Required work :: Taking each line of the records in turn, count those containing "lage" and report only the number.

◇ ◇ ◇ ◇ ◇ ◇ ◇

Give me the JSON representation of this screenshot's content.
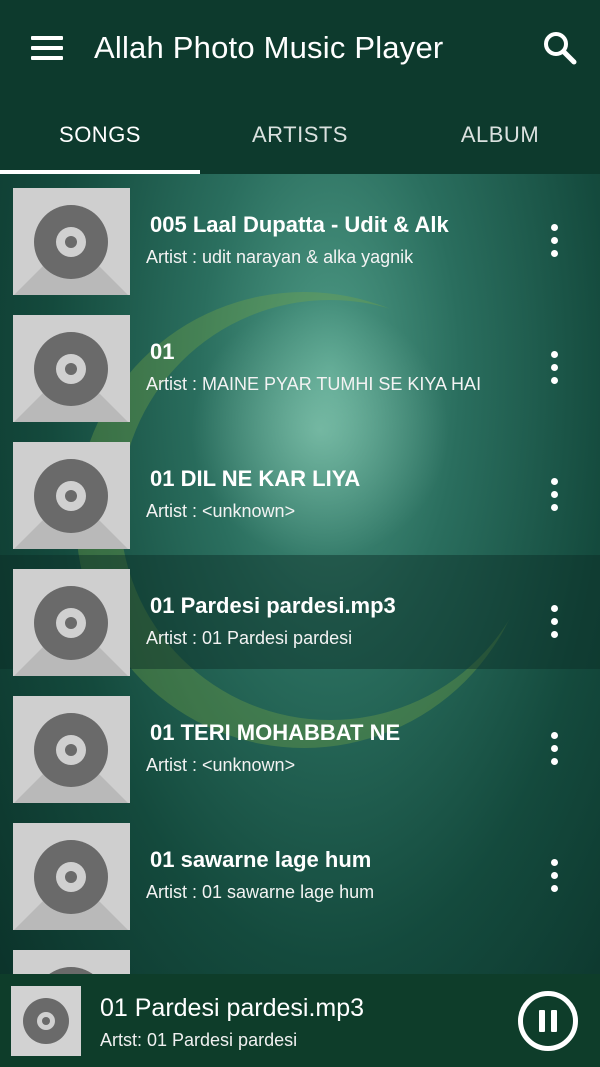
{
  "header": {
    "title": "Allah Photo Music Player",
    "menu_icon": "hamburger-menu-icon",
    "search_icon": "search-icon"
  },
  "tabs": [
    {
      "label": "SONGS",
      "active": true
    },
    {
      "label": "ARTISTS",
      "active": false
    },
    {
      "label": "ALBUM",
      "active": false
    }
  ],
  "songs": [
    {
      "title": "005 Laal Dupatta - Udit & Alk",
      "artist": "Artist : udit narayan & alka yagnik"
    },
    {
      "title": "01",
      "artist": "Artist : MAINE PYAR TUMHI SE KIYA HAI"
    },
    {
      "title": "01 DIL NE KAR LIYA",
      "artist": "Artist : <unknown>"
    },
    {
      "title": "01 Pardesi pardesi.mp3",
      "artist": "Artist : 01 Pardesi pardesi",
      "highlighted": true
    },
    {
      "title": "01 TERI MOHABBAT NE",
      "artist": "Artist : <unknown>"
    },
    {
      "title": "01 sawarne lage hum",
      "artist": "Artist : 01 sawarne lage hum"
    }
  ],
  "now_playing": {
    "title": "01 Pardesi pardesi.mp3",
    "artist": "Artst: 01 Pardesi pardesi",
    "control_icon": "pause-icon"
  },
  "colors": {
    "app_bar": "#0d3a2d",
    "now_playing_bar": "#0e3d2a",
    "accent": "#ffffff"
  }
}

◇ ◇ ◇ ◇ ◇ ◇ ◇

The completed task :: 2